The Cliffs Community Takes Joshua Tree

Guest post written by Cliffs member Thomas Theofilatos

All photos courtesy of Thomas + The Joshua Tree group

All photos courtesy of Thomas + The Joshua Tree group

In early May, seven climbers from The Cliffs boarded an airplane at JFK to escape the gray skies and cold rain that kept us indoors for weeks in early spring. Our destination was the climber’s Promised Land of Southern California where the warm sun would receive us to lighten our spirits. At LAX, we met Cliffs’ Director of Climbing, TJ Ciotti, who captained our minivan through the boundless 8 lane highways of suburban Los Angeles and into the Mohave Desert. In a few hours we would arrive at dusk at the Indian Cove campground of Joshua Tree National Park, our home for the next 3 days. Here, we would climb these seemingly extraterrestrial rock formations by day and sleep under a wondrous, star speckled sky by night. In awe of the peculiar landscape, we jumped out of the van, dumped our packs on the dusty ground and scrambled up the quartz monzonite boulders that inspired us to make this journey. Our arrival in this peaceful, desolate place was a welcome respite from the hysteria of New York City.


The scenery in Joshua Tree is too alien to be likened to any wilderness any of us had seen before. We agreed that it looked like a live action film set for the Flintstones. The legendary rock formations seemed like they were forged from giant globs of molten wax that cooled to form the oddest of shapes. Animals, faces and figures appeared to form from the stone and a melting clock or two would render this a dreamscape from the mind of Dali. But these rocks weren’t meant to be painted—they were meant to be climbed!

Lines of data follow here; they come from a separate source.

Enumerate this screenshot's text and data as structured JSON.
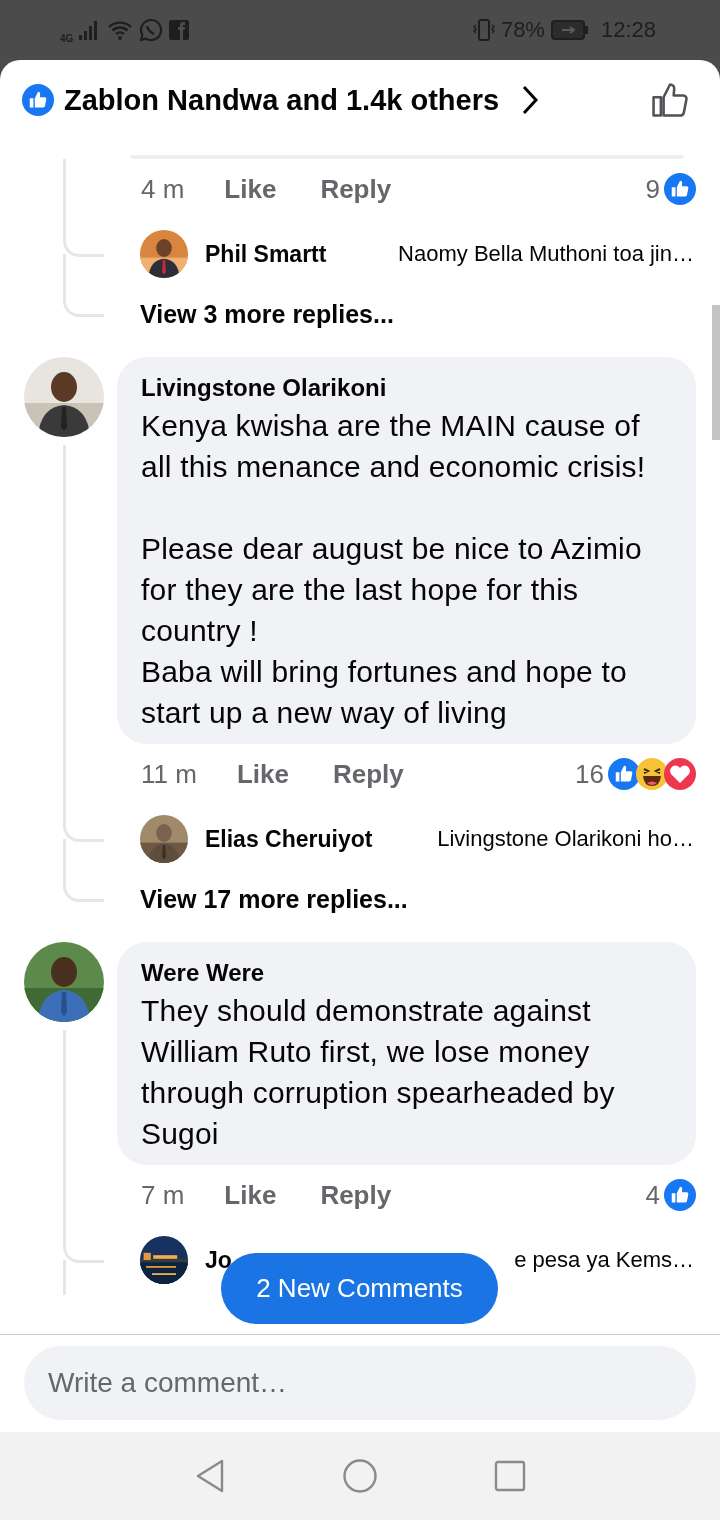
{
  "status_bar": {
    "network": "4G",
    "battery": "78%",
    "time": "12:28"
  },
  "header": {
    "title": "Zablon Nandwa and 1.4k others"
  },
  "comments": [
    {
      "kind": "cut",
      "time": "4 m",
      "like": "Like",
      "reply": "Reply",
      "reaction_count": "9",
      "reactions": [
        {
          "kind": "like"
        }
      ],
      "replies": [
        {
          "name": "Phil Smartt",
          "text": "Naomy Bella Muthoni toa jin…"
        }
      ],
      "more_replies": "View 3 more replies..."
    },
    {
      "kind": "full",
      "name": "Livingstone Olarikoni",
      "text": "Kenya kwisha are the MAIN cause of all this menance and economic crisis!\n\nPlease dear august be nice to Azimio for they are the last hope for this country !\nBaba will bring fortunes and hope to start up a new way of living",
      "time": "11 m",
      "like": "Like",
      "reply": "Reply",
      "reaction_count": "16",
      "reactions": [
        {
          "kind": "like"
        },
        {
          "kind": "haha"
        },
        {
          "kind": "love"
        }
      ],
      "replies": [
        {
          "name": "Elias Cheruiyot",
          "text": "Livingstone Olarikoni ho…"
        }
      ],
      "more_replies": "View 17 more replies..."
    },
    {
      "kind": "full",
      "name": "Were Were",
      "text": "They should demonstrate against William Ruto first, we lose money through corruption spearheaded by Sugoi",
      "time": "7 m",
      "like": "Like",
      "reply": "Reply",
      "reaction_count": "4",
      "reactions": [
        {
          "kind": "like"
        }
      ],
      "replies": [
        {
          "name": "Jo",
          "text": "e pesa ya Kems…"
        }
      ]
    }
  ],
  "new_comments_button": "2 New Comments",
  "composer": {
    "placeholder": "Write a comment…"
  }
}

And climb them we did, starting with a wall near Indian Cove a short hike through the desert from our camp. The Indian Cove area was less than vertical slab climbing where the relatively featureless rock offered an interesting introduction the concepts of trusting friction and honing balance. The splitters were vertical and any imperfections in the rock that presented opportunities to ascend were composed of millions of minuscule razor blades that cut deep into our fingers as we pressed harder for purchase. After completing a challenging 5.10c entitled Ceremony T, a climber was asked for beta on the route. “You literally just have to follow the trail of my blood to the top,” was his forthright response.  

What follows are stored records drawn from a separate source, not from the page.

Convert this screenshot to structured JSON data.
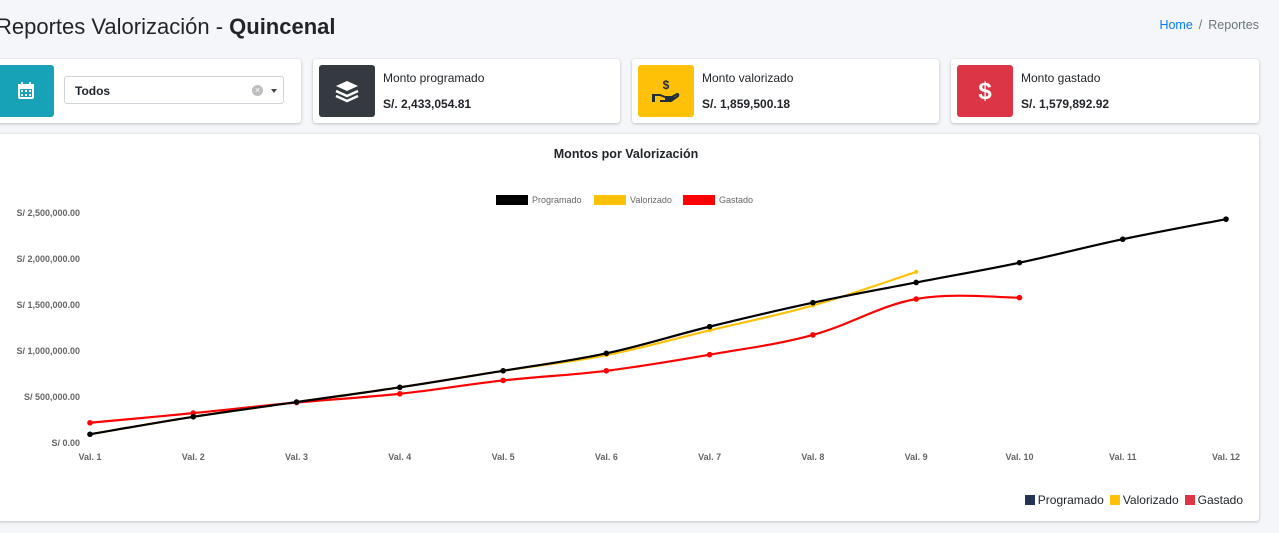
{
  "header": {
    "title_prefix": "Reportes Valorización - ",
    "title_bold": "Quincenal",
    "breadcrumb": {
      "home": "Home",
      "separator": "/",
      "current": "Reportes"
    }
  },
  "filter": {
    "icon": "calendar-icon",
    "selected": "Todos",
    "color": "#17a2b8"
  },
  "info_boxes": [
    {
      "label": "Monto programado",
      "value": "S/. 2,433,054.81",
      "icon": "layers-icon",
      "color": "#343a40"
    },
    {
      "label": "Monto valorizado",
      "value": "S/. 1,859,500.18",
      "icon": "hand-money-icon",
      "color": "#ffc107"
    },
    {
      "label": "Monto gastado",
      "value": "S/. 1,579,892.92",
      "icon": "dollar-icon",
      "color": "#dc3545"
    }
  ],
  "chart_data": {
    "type": "line",
    "title": "Montos por Valorización",
    "categories": [
      "Val. 1",
      "Val. 2",
      "Val. 3",
      "Val. 4",
      "Val. 5",
      "Val. 6",
      "Val. 7",
      "Val. 8",
      "Val. 9",
      "Val. 10",
      "Val. 11",
      "Val. 12"
    ],
    "y_ticks": [
      {
        "value": 0,
        "label": "S/ 0.00"
      },
      {
        "value": 500000,
        "label": "S/ 500,000.00"
      },
      {
        "value": 1000000,
        "label": "S/ 1,000,000.00"
      },
      {
        "value": 1500000,
        "label": "S/ 1,500,000.00"
      },
      {
        "value": 2000000,
        "label": "S/ 2,000,000.00"
      },
      {
        "value": 2500000,
        "label": "S/ 2,500,000.00"
      }
    ],
    "ylim": [
      0,
      2500000
    ],
    "grid": false,
    "legend_position": "top",
    "series": [
      {
        "name": "Programado",
        "color": "#000000",
        "values": [
          95000,
          285000,
          445000,
          605000,
          785000,
          975000,
          1265000,
          1525000,
          1745000,
          1960000,
          2215000,
          2433054.81
        ]
      },
      {
        "name": "Valorizado",
        "color": "#ffc107",
        "values": [
          95000,
          285000,
          445000,
          605000,
          785000,
          955000,
          1225000,
          1495000,
          1859500.18,
          null,
          null,
          null
        ]
      },
      {
        "name": "Gastado",
        "color": "#ff0000",
        "values": [
          220000,
          325000,
          440000,
          535000,
          680000,
          785000,
          960000,
          1175000,
          1565000,
          1579892.92,
          null,
          null
        ]
      }
    ]
  },
  "bottom_legend": [
    {
      "label": "Programado",
      "color": "#223355"
    },
    {
      "label": "Valorizado",
      "color": "#ffc107"
    },
    {
      "label": "Gastado",
      "color": "#dc3545"
    }
  ]
}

The following days presented unique challenges and the completion of each new route offered a fulfilling achievement for each climber. We all embraced these challenges and ascended the desert walls at inspired levels that many of us did not know we were capable of. We all struggled and sometimes failed but more often the feeling of camaraderie that bound the group helped us overcome any doubts we had about our ability to reach the top. My hands blistered and bleeding, my joints tender from 3 days of relentless work, I recall feeling uneasy as I approached the crux of my final climb, Men With Cow’s Heads. “You got this Tom!” was all I needed to hear from my companions below. With furrowed brow, I looked up towards the precipice, let out an exasperated howl and executed a sequence of moves that saw me send the route.


 Usually when I travel to a new and unusual place, the people I meet become distant fond memories that I am never able to revisit. It was heartening to know that, at the end of this expedition, I was going home with this same group and that this desert experience was just the beginning of our climbing adventures together. In a sly nod to the great climbing groups of Yosemite lore and the reptiles that slithered through the rocks that we rested on between climbs, we dubbed our team the “Stone Lizards.”

On behalf of the group, I’d like to express our heartfelt appreciation to TJ and The Cliffs for organizing this memorable trip and to our new friends from Golden State Climbing for showing us the treasure that is Joshua Tree National Park.

Adam SchwartzComment